Website flipping has quickly become the ether world equivalent to the ‘real world’ real estate flipping. What is it? What is making it so popular, and can it really make money?
Operational Definition of Flipping
Regardless of venue or commodity, flipping is buying with intent to sell. That’s the sole idea behind the purchase.
Flipping has its origins in the terrestrial world in the real estate market. Real estate flippers buy property—land, houses or buildings, for example—and may or may not make improvements on it. They either immediately attempt to market the property for sale or they may hold onto it for sale later at a profit.
The most common type of flipping for the average citizen is house flipping: An undervalued residential property is purchased, repaired and resold at a higher price. Variations do exist, however. Tax lien purchases conditional brokered flips are the two most well-known.

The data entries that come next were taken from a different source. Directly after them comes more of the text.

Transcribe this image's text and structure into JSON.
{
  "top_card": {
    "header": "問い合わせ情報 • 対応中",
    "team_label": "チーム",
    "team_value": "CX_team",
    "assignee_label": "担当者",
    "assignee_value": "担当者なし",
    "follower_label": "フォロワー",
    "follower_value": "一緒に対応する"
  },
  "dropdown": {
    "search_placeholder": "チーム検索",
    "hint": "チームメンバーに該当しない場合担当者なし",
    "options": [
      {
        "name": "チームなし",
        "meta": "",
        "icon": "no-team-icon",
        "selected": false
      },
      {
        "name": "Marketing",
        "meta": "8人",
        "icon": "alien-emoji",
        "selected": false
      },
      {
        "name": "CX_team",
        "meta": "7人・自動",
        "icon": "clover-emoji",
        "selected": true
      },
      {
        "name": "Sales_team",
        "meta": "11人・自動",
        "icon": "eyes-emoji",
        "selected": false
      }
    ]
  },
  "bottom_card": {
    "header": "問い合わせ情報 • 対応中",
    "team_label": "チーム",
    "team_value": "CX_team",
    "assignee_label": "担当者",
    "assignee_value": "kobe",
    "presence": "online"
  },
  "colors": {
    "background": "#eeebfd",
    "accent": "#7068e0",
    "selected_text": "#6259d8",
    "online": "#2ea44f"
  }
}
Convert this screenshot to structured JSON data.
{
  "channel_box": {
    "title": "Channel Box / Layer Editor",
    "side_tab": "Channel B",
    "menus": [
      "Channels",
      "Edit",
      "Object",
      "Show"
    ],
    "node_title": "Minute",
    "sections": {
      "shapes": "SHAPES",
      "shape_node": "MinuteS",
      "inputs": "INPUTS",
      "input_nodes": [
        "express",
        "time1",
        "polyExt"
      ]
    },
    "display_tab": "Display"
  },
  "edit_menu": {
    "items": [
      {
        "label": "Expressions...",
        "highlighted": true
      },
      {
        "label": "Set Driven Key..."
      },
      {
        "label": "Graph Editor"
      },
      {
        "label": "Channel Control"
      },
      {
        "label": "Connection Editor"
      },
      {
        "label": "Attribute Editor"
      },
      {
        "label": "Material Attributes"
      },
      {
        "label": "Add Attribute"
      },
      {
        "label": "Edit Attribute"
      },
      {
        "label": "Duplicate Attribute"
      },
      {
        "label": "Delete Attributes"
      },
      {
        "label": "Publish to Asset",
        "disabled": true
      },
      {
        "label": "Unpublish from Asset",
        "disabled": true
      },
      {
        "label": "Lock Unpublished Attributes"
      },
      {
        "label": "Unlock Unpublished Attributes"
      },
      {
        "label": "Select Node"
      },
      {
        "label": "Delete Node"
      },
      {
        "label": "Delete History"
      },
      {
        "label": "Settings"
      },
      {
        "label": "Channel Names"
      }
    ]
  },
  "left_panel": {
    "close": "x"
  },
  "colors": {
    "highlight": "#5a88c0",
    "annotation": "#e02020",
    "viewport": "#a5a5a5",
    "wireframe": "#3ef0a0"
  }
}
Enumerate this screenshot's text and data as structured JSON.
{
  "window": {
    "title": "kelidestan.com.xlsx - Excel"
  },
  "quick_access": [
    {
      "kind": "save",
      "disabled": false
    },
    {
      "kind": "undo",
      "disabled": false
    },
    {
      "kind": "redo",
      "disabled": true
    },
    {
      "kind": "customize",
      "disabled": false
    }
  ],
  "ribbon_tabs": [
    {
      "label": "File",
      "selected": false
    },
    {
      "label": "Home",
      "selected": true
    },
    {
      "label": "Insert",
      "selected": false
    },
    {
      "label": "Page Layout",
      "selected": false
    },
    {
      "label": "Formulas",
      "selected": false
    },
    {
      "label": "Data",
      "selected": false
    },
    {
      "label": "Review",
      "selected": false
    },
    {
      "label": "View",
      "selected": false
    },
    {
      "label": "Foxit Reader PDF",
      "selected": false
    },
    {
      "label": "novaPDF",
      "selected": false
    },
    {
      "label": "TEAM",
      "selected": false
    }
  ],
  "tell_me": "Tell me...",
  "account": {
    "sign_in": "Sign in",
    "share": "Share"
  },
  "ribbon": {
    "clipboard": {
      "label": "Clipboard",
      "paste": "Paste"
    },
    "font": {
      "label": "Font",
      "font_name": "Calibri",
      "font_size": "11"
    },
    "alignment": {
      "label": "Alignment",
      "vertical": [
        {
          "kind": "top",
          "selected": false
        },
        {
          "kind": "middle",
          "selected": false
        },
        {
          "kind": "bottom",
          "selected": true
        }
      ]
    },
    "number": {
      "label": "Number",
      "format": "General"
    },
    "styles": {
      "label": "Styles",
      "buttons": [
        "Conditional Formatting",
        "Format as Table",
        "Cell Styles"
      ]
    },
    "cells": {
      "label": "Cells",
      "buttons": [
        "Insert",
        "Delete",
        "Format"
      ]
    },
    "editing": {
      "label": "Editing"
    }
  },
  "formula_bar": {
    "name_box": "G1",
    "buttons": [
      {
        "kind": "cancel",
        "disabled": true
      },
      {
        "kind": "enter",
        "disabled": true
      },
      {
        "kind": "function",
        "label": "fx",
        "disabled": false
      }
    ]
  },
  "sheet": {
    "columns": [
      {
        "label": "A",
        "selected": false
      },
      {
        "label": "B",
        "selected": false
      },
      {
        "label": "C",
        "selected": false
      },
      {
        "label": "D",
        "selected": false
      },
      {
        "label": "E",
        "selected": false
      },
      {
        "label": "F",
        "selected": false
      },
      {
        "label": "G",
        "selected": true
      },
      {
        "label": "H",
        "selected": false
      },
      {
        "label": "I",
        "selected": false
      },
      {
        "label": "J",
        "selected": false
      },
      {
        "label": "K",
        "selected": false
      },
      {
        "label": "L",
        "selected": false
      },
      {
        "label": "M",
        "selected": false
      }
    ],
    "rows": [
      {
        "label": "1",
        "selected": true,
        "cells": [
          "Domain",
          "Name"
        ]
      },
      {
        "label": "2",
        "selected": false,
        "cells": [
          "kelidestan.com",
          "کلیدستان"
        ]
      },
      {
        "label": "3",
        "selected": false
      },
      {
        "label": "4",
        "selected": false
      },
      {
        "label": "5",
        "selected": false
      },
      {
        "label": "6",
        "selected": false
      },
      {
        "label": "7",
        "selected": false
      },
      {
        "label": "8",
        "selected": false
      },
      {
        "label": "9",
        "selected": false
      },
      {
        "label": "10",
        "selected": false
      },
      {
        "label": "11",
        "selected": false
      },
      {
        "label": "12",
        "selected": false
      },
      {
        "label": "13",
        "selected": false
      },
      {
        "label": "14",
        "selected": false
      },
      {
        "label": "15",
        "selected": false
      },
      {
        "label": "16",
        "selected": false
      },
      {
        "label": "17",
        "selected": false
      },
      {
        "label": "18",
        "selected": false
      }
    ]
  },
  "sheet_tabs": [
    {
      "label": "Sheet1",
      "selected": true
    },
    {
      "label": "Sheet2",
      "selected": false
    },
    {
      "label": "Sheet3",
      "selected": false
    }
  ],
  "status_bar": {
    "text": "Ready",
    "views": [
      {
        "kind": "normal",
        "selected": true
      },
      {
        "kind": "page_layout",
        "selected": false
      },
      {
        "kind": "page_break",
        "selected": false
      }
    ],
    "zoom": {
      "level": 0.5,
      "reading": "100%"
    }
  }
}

Two types of flipping occur regarding Internet assets or commodities: Domain names and websites.
The flipping of domain names involves no actual website but only of the domain name. Often rich in target market-oriented keywords and easy to remember, domain names purchased for under $10 have sold for thousands and tens of thousands of dollars.
Often larger profits are enjoyed from flipping actual websites, although this usually requires greater financial and effort input.
Usually, flipping websites start from either of two vantage points: purchasing small, low income-producing websites and developing them for greater traffic or revenue or developing a small website from scratch with the initial goal of generating high volume traffic and selling the package.
When considering purchasing a ready-made website, look for true traffic figures, outbound and inbound links, and target market.
The website doesn’t have to look fancy when you purchase it; that’s merely a housekeeping issue. Look instead at how well it can be upgraded for incoming advertising links, product expansion, mailing lists and how well it presents itself to its target audience.
For example, a small, well-kept website may gear itself toward dogs. Does the website further specialize, taking advantage of second- and third-tier keywords? The primary keyword for the site would obviously be ‘dog,’ but everyone in the pet market may be competing for search engine ranking on ‘dog.’
Is it a site for Border collies or German shepherds or poodles? Is there a specific breed of dog on which the site focuses? If not, how easily can you realign it? How well and how easily can you expand that target and gain advertising and rankings?
If you look at a site that doesn’t have much to brag about but sits within a decent market, change it from a sales site to a content site and sell advertising space. Enroll in a paid advertising program or sell text links to advertisers.
When you build traffic and value, put the domain and site up for sale. Odds are, you’ll get inquiries and bids, and it’s entirely possible to turn your investment and development costs around into a profit of thousands of dollars.
Very similar to rehabilitating websites, you simply purchase a domain name that coordinates with your target market, gear your site construction toward what kind of site you want—sales, content or both—and create a website to suit your goal. As the site’s Internet exposure increases and your traffic builds, keep adding value. Then put the domain and site up for sale and gleefully pocket the profits.
JC Ryan is a freelance writer for MyCollegesandCareers.com. My Colleges and Careers helps people determine if an online education is right for them and helps them search for online degrees that can help them reach their goals.